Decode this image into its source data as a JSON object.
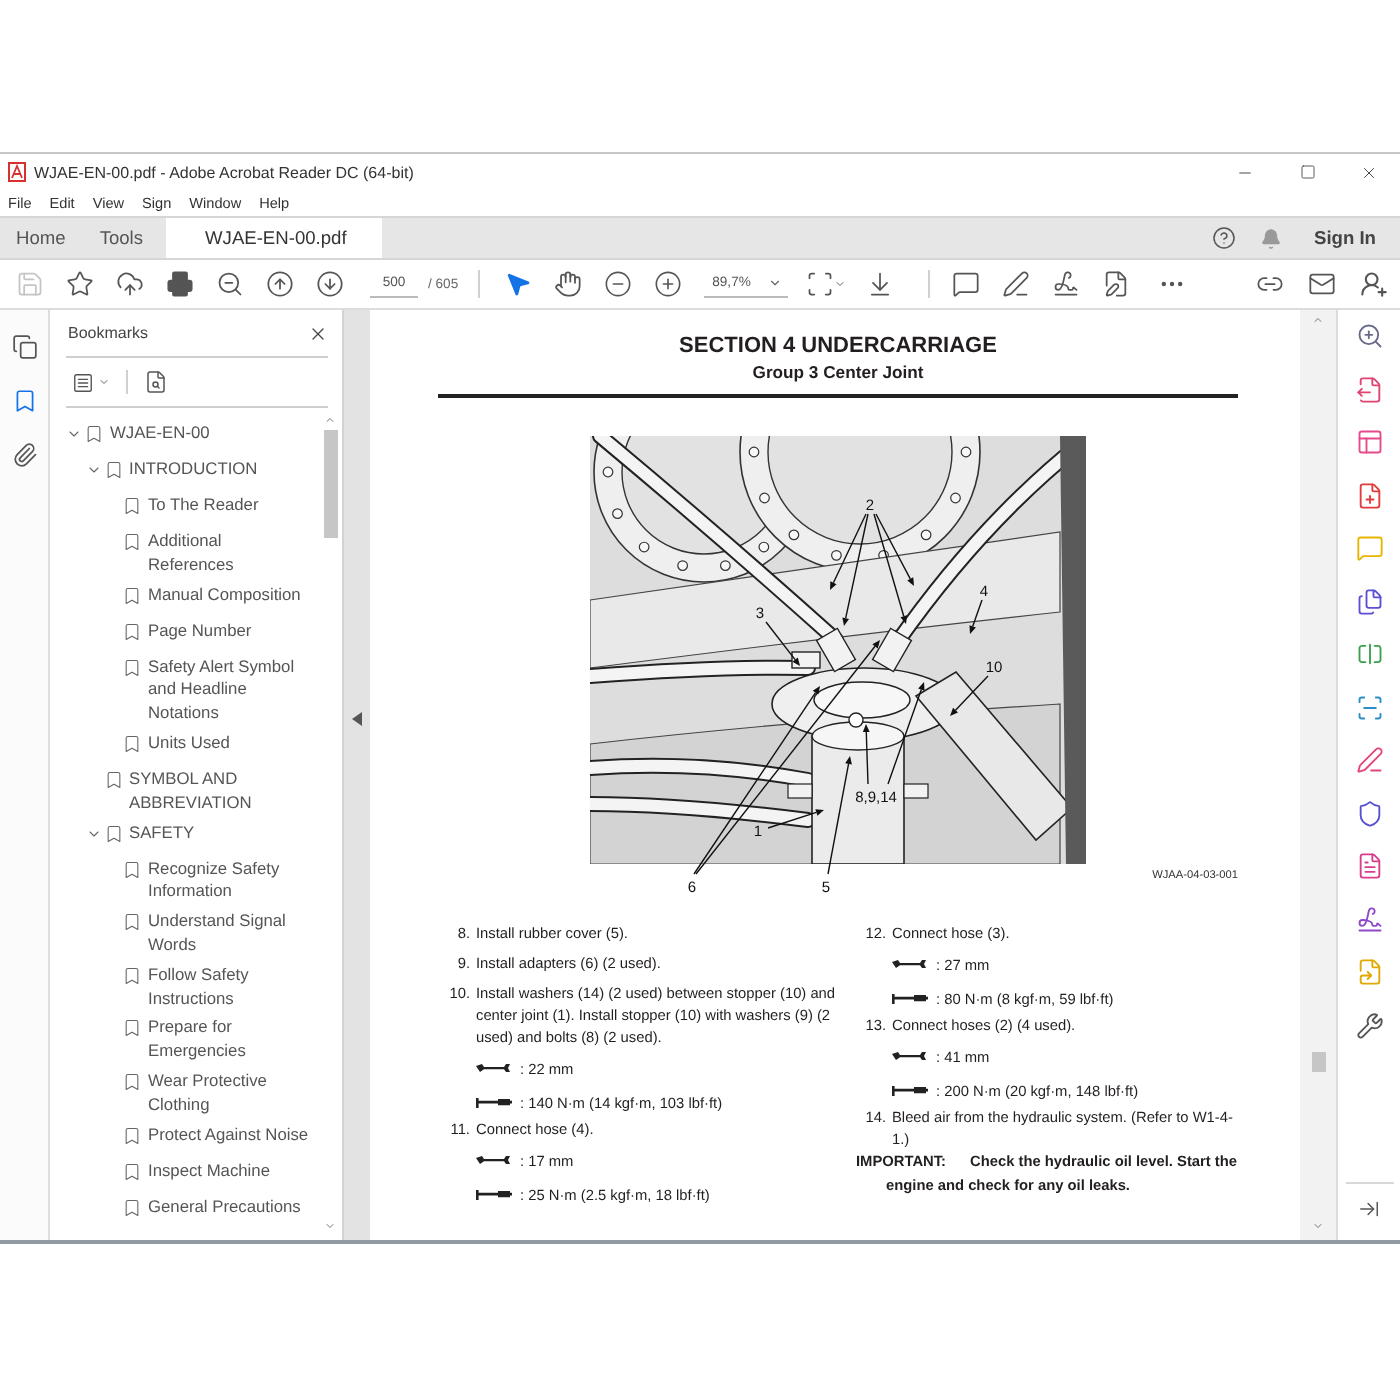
{
  "window": {
    "title": "WJAE-EN-00.pdf - Adobe Acrobat Reader DC (64-bit)"
  },
  "menu": [
    "File",
    "Edit",
    "View",
    "Sign",
    "Window",
    "Help"
  ],
  "tabs": [
    {
      "label": "Home",
      "selected": false,
      "kind": "view"
    },
    {
      "label": "Tools",
      "selected": false,
      "kind": "view"
    },
    {
      "label": "WJAE-EN-00.pdf",
      "selected": true,
      "kind": "document"
    }
  ],
  "account": {
    "sign_in": "Sign In"
  },
  "toolbar": {
    "buttons": [
      {
        "kind": "save",
        "disabled": true
      },
      {
        "kind": "star",
        "disabled": false
      },
      {
        "kind": "upload",
        "disabled": false
      },
      {
        "kind": "print",
        "disabled": false
      },
      {
        "kind": "find",
        "disabled": false
      },
      {
        "kind": "previous",
        "disabled": false
      },
      {
        "kind": "next",
        "disabled": false
      }
    ],
    "page": "500",
    "page_count": "/ 605",
    "modes": [
      {
        "kind": "select",
        "selected": true
      },
      {
        "kind": "hand",
        "selected": false
      }
    ],
    "zoom": "89,7%"
  },
  "side_rail": [
    {
      "kind": "pages",
      "selected": false
    },
    {
      "kind": "bookmarks",
      "selected": true
    },
    {
      "kind": "attachments",
      "selected": false
    }
  ],
  "bookmarks_panel": {
    "title": "Bookmarks",
    "items": [
      {
        "label": "WJAE-EN-00",
        "expanded": true,
        "children": [
          {
            "label": "INTRODUCTION",
            "expanded": true,
            "children": [
              {
                "label": "To The Reader"
              },
              {
                "label": "Additional References"
              },
              {
                "label": "Manual Composition"
              },
              {
                "label": "Page Number"
              },
              {
                "label": "Safety Alert Symbol and Headline Notations"
              },
              {
                "label": "Units Used"
              }
            ]
          },
          {
            "label": "SYMBOL AND ABBREVIATION"
          },
          {
            "label": "SAFETY",
            "expanded": true,
            "children": [
              {
                "label": "Recognize Safety Information"
              },
              {
                "label": "Understand Signal Words"
              },
              {
                "label": "Follow Safety Instructions"
              },
              {
                "label": "Prepare for Emergencies"
              },
              {
                "label": "Wear Protective Clothing"
              },
              {
                "label": "Protect Against Noise"
              },
              {
                "label": "Inspect Machine"
              },
              {
                "label": "General Precautions"
              }
            ]
          }
        ]
      }
    ]
  },
  "document": {
    "section_title": "SECTION 4 UNDERCARRIAGE",
    "group_title": "Group 3 Center Joint",
    "figure": {
      "callouts": [
        {
          "label": "2"
        },
        {
          "label": "3"
        },
        {
          "label": "4"
        },
        {
          "label": "10"
        },
        {
          "label": "8,9,14"
        },
        {
          "label": "1"
        },
        {
          "label": "6"
        },
        {
          "label": "5"
        }
      ],
      "code": "WJAA-04-03-001"
    },
    "columns": [
      [
        {
          "kind": "step",
          "number": "8.",
          "text": "Install rubber cover (5)."
        },
        {
          "kind": "step",
          "number": "9.",
          "text": "Install adapters (6) (2 used)."
        },
        {
          "kind": "step",
          "number": "10.",
          "text": "Install washers (14) (2 used) between stopper (10) and center joint (1). Install stopper (10) with washers (9) (2 used) and bolts (8) (2 used)."
        },
        {
          "kind": "wrench",
          "text": ": 22 mm"
        },
        {
          "kind": "torque",
          "text": ": 140 N·m (14 kgf·m, 103 lbf·ft)"
        },
        {
          "kind": "step",
          "number": "11.",
          "text": "Connect hose (4)."
        },
        {
          "kind": "wrench",
          "text": ": 17 mm"
        },
        {
          "kind": "torque",
          "text": ": 25 N·m (2.5 kgf·m, 18 lbf·ft)"
        }
      ],
      [
        {
          "kind": "step",
          "number": "12.",
          "text": "Connect hose (3)."
        },
        {
          "kind": "wrench",
          "text": ": 27 mm"
        },
        {
          "kind": "torque",
          "text": ": 80 N·m (8 kgf·m, 59 lbf·ft)"
        },
        {
          "kind": "step",
          "number": "13.",
          "text": "Connect hoses (2) (4 used)."
        },
        {
          "kind": "wrench",
          "text": ": 41 mm"
        },
        {
          "kind": "torque",
          "text": ": 200 N·m (20 kgf·m, 148 lbf·ft)"
        },
        {
          "kind": "step",
          "number": "14.",
          "text": "Bleed air from the hydraulic system. (Refer to W1-4-1.)"
        },
        {
          "kind": "note",
          "label": "IMPORTANT:",
          "text": "Check the hydraulic oil level. Start the engine and check for any oil leaks."
        }
      ]
    ]
  }
}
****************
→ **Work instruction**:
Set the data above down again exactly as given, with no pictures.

→ **Output for this task**:
Decode this image into its source data as a JSON object.
{
  "window": {
    "title": "WJAE-EN-00.pdf - Adobe Acrobat Reader DC (64-bit)"
  },
  "menu": [
    "File",
    "Edit",
    "View",
    "Sign",
    "Window",
    "Help"
  ],
  "tabs": [
    {
      "label": "Home",
      "selected": false,
      "kind": "view"
    },
    {
      "label": "Tools",
      "selected": false,
      "kind": "view"
    },
    {
      "label": "WJAE-EN-00.pdf",
      "selected": true,
      "kind": "document"
    }
  ],
  "account": {
    "sign_in": "Sign In"
  },
  "toolbar": {
    "buttons": [
      {
        "kind": "save",
        "disabled": true
      },
      {
        "kind": "star",
        "disabled": false
      },
      {
        "kind": "upload",
        "disabled": false
      },
      {
        "kind": "print",
        "disabled": false
      },
      {
        "kind": "find",
        "disabled": false
      },
      {
        "kind": "previous",
        "disabled": false
      },
      {
        "kind": "next",
        "disabled": false
      }
    ],
    "page": "500",
    "page_count": "/ 605",
    "modes": [
      {
        "kind": "select",
        "selected": true
      },
      {
        "kind": "hand",
        "selected": false
      }
    ],
    "zoom": "89,7%"
  },
  "side_rail": [
    {
      "kind": "pages",
      "selected": false
    },
    {
      "kind": "bookmarks",
      "selected": true
    },
    {
      "kind": "attachments",
      "selected": false
    }
  ],
  "bookmarks_panel": {
    "title": "Bookmarks",
    "items": [
      {
        "label": "WJAE-EN-00",
        "expanded": true,
        "children": [
          {
            "label": "INTRODUCTION",
            "expanded": true,
            "children": [
              {
                "label": "To The Reader"
              },
              {
                "label": "Additional References"
              },
              {
                "label": "Manual Composition"
              },
              {
                "label": "Page Number"
              },
              {
                "label": "Safety Alert Symbol and Headline Notations"
              },
              {
                "label": "Units Used"
              }
            ]
          },
          {
            "label": "SYMBOL AND ABBREVIATION"
          },
          {
            "label": "SAFETY",
            "expanded": true,
            "children": [
              {
                "label": "Recognize Safety Information"
              },
              {
                "label": "Understand Signal Words"
              },
              {
                "label": "Follow Safety Instructions"
              },
              {
                "label": "Prepare for Emergencies"
              },
              {
                "label": "Wear Protective Clothing"
              },
              {
                "label": "Protect Against Noise"
              },
              {
                "label": "Inspect Machine"
              },
              {
                "label": "General Precautions"
              }
            ]
          }
        ]
      }
    ]
  },
  "document": {
    "section_title": "SECTION 4 UNDERCARRIAGE",
    "group_title": "Group 3 Center Joint",
    "figure": {
      "callouts": [
        {
          "label": "2"
        },
        {
          "label": "3"
        },
        {
          "label": "4"
        },
        {
          "label": "10"
        },
        {
          "label": "8,9,14"
        },
        {
          "label": "1"
        },
        {
          "label": "6"
        },
        {
          "label": "5"
        }
      ],
      "code": "WJAA-04-03-001"
    },
    "columns": [
      [
        {
          "kind": "step",
          "number": "8.",
          "text": "Install rubber cover (5)."
        },
        {
          "kind": "step",
          "number": "9.",
          "text": "Install adapters (6) (2 used)."
        },
        {
          "kind": "step",
          "number": "10.",
          "text": "Install washers (14) (2 used) between stopper (10) and center joint (1). Install stopper (10) with washers (9) (2 used) and bolts (8) (2 used)."
        },
        {
          "kind": "wrench",
          "text": ": 22 mm"
        },
        {
          "kind": "torque",
          "text": ": 140 N·m (14 kgf·m, 103 lbf·ft)"
        },
        {
          "kind": "step",
          "number": "11.",
          "text": "Connect hose (4)."
        },
        {
          "kind": "wrench",
          "text": ": 17 mm"
        },
        {
          "kind": "torque",
          "text": ": 25 N·m (2.5 kgf·m, 18 lbf·ft)"
        }
      ],
      [
        {
          "kind": "step",
          "number": "12.",
          "text": "Connect hose (3)."
        },
        {
          "kind": "wrench",
          "text": ": 27 mm"
        },
        {
          "kind": "torque",
          "text": ": 80 N·m (8 kgf·m, 59 lbf·ft)"
        },
        {
          "kind": "step",
          "number": "13.",
          "text": "Connect hoses (2) (4 used)."
        },
        {
          "kind": "wrench",
          "text": ": 41 mm"
        },
        {
          "kind": "torque",
          "text": ": 200 N·m (20 kgf·m, 148 lbf·ft)"
        },
        {
          "kind": "step",
          "number": "14.",
          "text": "Bleed air from the hydraulic system. (Refer to W1-4-1.)"
        },
        {
          "kind": "note",
          "label": "IMPORTANT:",
          "text": "Check the hydraulic oil level. Start the engine and check for any oil leaks."
        }
      ]
    ]
  }
}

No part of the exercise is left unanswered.